The distinction between “nofollow” and “do follow” links has often been a central point of discussion in terms of content creation. Indeed, it has affected search engine optimization (SEO) strategies since Google’s introduction of the nofollow tag dates back to 2005. It now affects digital marketing and backlink strategies in various ways, as well as crawling and indexing since March 2020. With its significance in mind, let us explore the subject of nofollow links vs. follow links in appropriate depth.
As briefly highlighted above, Google introduced the “nofollow” tag in 2005 to tackle spam and black hat tactics. In contrast, follow or dofollow is most often the default state of links, which continues to be the case today.
The practical difference between the two hinges on PageRank, a weighed point system Google uses to determine page authority. As Google tracks the quality of links that point to a website, it transfers authority to linked content. Essentially, “nofollow” tells Google that the website that contains the link does not endorse the link in question, preventing undue “link juice” transfers, as SEO marketers colloquially refer to the phenomenon.

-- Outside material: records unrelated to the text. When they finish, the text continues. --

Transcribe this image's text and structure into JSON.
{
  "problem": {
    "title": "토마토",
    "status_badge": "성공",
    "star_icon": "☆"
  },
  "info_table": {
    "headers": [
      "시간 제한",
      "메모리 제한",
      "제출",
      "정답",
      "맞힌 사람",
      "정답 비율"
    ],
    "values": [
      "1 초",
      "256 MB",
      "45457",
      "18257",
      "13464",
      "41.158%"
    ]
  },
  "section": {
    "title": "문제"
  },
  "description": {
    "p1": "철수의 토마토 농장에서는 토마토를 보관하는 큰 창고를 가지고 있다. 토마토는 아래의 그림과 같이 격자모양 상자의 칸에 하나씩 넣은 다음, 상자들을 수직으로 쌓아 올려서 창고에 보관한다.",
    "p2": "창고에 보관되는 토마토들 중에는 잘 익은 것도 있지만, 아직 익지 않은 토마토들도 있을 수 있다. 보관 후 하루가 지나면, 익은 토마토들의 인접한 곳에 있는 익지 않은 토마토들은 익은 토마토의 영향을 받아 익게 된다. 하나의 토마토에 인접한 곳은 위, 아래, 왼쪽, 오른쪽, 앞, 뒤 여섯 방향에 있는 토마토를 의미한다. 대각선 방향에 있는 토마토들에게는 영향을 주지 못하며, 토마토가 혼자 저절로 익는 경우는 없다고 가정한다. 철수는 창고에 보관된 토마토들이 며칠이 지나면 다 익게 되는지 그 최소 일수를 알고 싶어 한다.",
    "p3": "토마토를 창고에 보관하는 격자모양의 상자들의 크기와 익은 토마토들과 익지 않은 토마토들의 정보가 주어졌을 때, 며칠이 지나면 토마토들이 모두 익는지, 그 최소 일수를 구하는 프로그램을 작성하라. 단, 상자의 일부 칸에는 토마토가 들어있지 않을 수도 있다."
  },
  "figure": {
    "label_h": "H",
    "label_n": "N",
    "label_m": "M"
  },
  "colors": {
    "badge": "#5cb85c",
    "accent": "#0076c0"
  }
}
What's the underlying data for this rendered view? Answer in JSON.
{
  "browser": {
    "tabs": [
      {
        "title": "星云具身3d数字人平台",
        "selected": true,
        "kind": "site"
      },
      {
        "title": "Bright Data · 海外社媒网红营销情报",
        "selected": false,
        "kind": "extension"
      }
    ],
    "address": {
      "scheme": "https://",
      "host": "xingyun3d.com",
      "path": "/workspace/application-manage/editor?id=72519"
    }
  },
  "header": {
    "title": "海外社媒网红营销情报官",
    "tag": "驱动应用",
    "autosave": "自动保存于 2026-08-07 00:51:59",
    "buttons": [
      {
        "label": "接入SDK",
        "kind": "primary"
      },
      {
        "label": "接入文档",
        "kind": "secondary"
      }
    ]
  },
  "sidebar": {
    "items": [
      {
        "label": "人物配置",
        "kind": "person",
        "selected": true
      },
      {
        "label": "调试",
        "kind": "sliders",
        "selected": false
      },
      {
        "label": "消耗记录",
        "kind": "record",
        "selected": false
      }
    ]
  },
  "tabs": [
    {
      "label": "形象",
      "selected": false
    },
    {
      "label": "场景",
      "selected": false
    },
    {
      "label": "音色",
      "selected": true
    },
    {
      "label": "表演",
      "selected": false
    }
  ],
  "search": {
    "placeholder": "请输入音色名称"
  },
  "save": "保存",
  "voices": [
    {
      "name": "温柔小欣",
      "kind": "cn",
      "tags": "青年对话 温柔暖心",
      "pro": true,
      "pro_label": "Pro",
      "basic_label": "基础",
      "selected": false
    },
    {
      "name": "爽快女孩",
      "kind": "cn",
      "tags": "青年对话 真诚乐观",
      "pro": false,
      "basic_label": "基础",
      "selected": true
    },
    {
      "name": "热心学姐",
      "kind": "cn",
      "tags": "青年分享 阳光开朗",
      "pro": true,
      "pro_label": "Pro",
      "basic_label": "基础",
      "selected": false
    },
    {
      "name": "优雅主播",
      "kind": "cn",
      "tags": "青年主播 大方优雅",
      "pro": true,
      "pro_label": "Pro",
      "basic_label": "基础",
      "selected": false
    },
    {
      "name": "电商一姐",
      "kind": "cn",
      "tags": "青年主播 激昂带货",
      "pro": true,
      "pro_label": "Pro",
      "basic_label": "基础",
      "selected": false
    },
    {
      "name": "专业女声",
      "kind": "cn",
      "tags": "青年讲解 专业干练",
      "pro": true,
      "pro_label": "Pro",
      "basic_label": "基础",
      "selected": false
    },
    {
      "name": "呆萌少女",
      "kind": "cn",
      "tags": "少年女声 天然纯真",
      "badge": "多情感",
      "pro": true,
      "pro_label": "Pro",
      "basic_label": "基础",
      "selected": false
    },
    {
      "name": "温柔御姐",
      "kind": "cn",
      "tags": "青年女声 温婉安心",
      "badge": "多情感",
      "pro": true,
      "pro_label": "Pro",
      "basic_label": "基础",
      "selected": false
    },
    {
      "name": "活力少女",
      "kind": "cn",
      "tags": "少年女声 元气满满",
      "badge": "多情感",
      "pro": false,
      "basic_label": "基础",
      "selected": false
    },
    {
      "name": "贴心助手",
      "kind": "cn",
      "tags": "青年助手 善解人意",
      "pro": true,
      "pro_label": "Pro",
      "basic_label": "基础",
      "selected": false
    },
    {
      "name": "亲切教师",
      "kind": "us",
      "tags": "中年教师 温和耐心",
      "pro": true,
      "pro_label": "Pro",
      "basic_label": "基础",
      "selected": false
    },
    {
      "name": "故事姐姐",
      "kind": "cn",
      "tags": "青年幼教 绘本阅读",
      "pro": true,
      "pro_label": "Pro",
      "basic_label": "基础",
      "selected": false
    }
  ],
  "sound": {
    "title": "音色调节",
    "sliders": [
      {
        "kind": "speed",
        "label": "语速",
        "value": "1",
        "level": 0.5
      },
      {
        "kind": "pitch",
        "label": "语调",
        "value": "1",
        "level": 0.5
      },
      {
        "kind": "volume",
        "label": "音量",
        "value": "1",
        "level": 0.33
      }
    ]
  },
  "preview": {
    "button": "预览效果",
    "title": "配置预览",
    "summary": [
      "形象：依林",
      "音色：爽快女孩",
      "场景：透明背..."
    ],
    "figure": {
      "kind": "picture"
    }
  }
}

SEO agencies, SEO articles, and even the leading online SEO training courses all stress this in no uncertain terms.
NoFollow links vs Follow links: how they look
While most content management systems (CMS) like WordPress provide such tag options, identifying them in the HTML code is simple.
A do follow link looks like this:
<a href=”https://example.com”>example anchor text</a>
Instead, a nofollow link will look like this:
<a href=”https://example.com” rel=”nofollow”>example anchor text</a>
The stark difference lies in the rel=” nofollow” tag before the link’s anchor text. If you need to manually tag a nofollow or identify nofollow links in other pages’ content, that’s the key to do so.
Finally, as of September 2019, there are 2 new tags along the same conceptual grounds as nofollow. Those are sponsored links and user-generated content (UGC) links. The tags for these attributes look like this:
- Sponsored: <a href=”https://example.com” rel=”sponsored”>example anchor text</a>
- UGC: <a href=”https://example.com” rel=”ugc”>example anchor text</a>
Incidentally, Google does suggest using the nofollow tag if the above attributes don’t apply. However, the subject of nofollow links vs. follow links often hinges on just the dichotomy between the two “main” states.
NoFollow links vs. Follow links: ranking
As outlined above, the practical distinction between the two lies in rankings. Indeed, SEO audits will frequently focus on the nofollow tag to evaluate backlink health. The two affect a page’s ranking in search engine results pages (SERPs) in contrasting ways.
Through PageRank, linked websites will acquire “link juice” from authoritative websites through (do)follow links. In turn, this will at times affect page authority (PA) and domain authority (DA), which frequently affects SEO.
To address this, the nofollow tag prevents this transfer and potential penalties to the linking websites. It bears repeating that the nofollow tag’s introduction aimed to tackle black hat SEO strategies such as spam. Thus, the nofollow tag allows websites to state to Google that they disavow the links in question without deleting them.
NoFollow links vs. Follow links: indexing and crawling
Similarly, nofollow affects indexing and crawling. Search Engine Journal reported that Google’s March 2020 update would treat it as a “hint”, citing Google’s own announcement. However, this is still a far less valuable distinction to make.
Instead, crawling and indexing will continue to depend on robots.txt and complementary strategies. Nofollow may indeed prevent a page from being crawled through a link, but it won’t prevent crawling by other means. Instead, using noindex tags to avoid the indexing of your own pages can have this result.
- Specific page HTML header section: <meta name=”robots” content=”noindex, follow”>
- X-robots-tag HTTP header: X-Robots-Tag: noindex
Of course, nofollow tags may still complement noindex tags and robots.txt blocks. Google itself stated that “pages blocked in robots.txt won’t be crawled, but still might be indexed if linked to by another page.”
The value of nofollow links
Having highlighted their fundamental differences, we must make a final point. Nofollow links may discourage digital marketers, but they still belong in healthy backlink strategies that yield digital growth. Consider the following factors:
Nofollow links still get traffic and thus generate inbound traffic and brand exposure.
- Trust building
Nofollow links are still visible to audiences, helping build trust through exposure.
- A healthy backlink profile
Having many (do)follow links and few to no nofollow links may appear unnatural. In turn, this may raise suspicions and incur penalties by Google.
To summarize, nofollow and follow links are substantially different and have distinct effects on SEO and SERP rankings. However, both generate traffic, and a balance of both helps build healthy backlink profiles.